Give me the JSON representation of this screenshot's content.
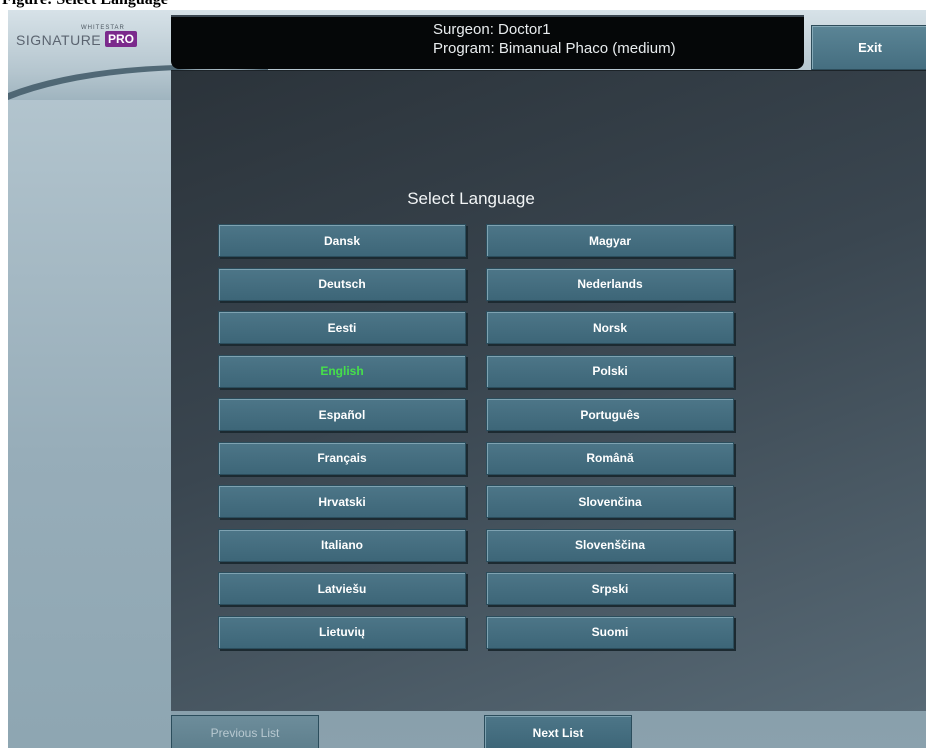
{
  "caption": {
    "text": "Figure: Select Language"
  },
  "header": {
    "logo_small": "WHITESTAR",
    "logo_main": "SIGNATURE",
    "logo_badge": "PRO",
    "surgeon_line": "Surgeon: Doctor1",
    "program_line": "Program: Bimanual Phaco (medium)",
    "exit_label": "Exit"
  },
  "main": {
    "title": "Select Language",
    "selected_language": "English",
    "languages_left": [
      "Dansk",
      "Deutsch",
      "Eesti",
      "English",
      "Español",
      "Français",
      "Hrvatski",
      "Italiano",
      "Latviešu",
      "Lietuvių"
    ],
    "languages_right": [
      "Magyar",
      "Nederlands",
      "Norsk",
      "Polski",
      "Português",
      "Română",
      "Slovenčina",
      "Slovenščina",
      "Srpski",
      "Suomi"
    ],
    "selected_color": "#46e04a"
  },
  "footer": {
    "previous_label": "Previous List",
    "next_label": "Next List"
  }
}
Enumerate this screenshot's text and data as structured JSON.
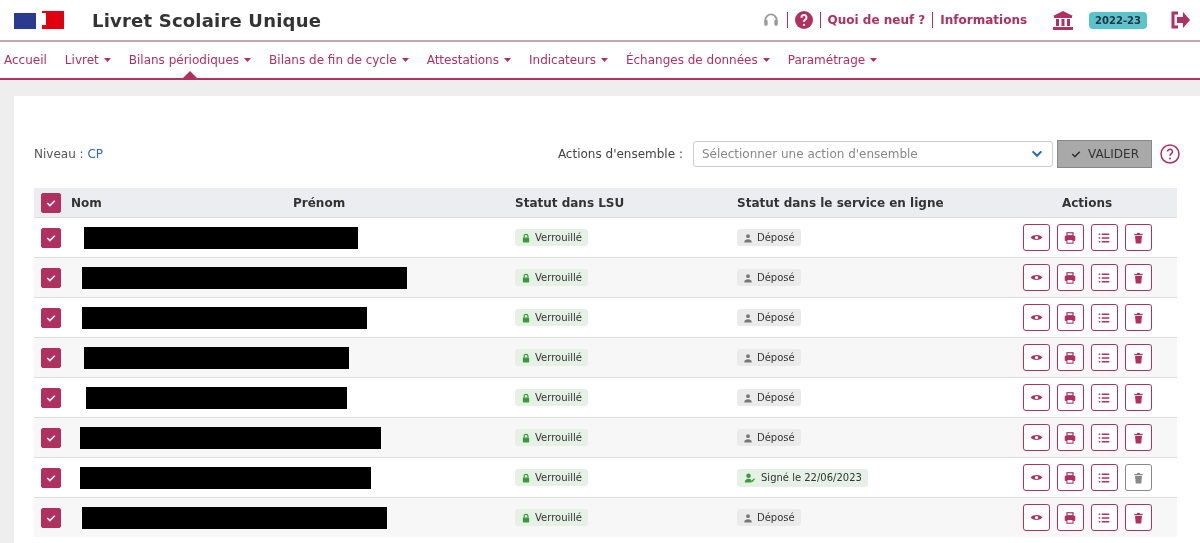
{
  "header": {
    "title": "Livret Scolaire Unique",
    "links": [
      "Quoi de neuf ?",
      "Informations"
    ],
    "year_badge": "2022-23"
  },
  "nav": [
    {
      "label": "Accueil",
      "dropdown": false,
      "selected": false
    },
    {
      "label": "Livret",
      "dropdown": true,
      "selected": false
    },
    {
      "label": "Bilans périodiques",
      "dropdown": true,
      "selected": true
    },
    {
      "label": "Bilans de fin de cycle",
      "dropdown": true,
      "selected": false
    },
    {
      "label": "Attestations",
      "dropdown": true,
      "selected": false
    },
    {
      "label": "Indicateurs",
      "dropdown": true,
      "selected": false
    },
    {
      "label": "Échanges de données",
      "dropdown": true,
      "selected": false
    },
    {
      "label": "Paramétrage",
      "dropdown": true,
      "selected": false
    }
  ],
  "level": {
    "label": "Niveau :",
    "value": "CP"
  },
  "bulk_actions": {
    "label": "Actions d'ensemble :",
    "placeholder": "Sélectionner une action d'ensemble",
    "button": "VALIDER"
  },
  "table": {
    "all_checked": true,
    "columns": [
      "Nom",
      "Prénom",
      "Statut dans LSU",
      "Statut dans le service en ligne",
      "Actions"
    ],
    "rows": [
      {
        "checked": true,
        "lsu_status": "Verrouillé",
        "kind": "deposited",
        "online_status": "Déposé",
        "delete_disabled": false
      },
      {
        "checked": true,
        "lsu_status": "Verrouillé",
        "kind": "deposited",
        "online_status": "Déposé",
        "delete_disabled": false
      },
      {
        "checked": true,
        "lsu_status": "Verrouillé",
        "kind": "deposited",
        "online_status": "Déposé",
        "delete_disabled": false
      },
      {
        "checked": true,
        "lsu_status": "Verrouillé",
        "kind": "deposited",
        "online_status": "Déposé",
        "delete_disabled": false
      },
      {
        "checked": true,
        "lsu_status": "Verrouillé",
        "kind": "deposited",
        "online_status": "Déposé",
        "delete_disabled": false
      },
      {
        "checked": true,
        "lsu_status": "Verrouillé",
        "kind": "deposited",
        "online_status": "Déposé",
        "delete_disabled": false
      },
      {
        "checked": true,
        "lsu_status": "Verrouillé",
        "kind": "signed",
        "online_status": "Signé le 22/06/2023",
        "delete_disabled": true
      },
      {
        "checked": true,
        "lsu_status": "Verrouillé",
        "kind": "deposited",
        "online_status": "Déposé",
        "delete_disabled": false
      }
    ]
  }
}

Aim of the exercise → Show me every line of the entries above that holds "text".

Response area →
    "text": "Figure: Select Language"
Enumerate this screenshot's text and data as structured JSON.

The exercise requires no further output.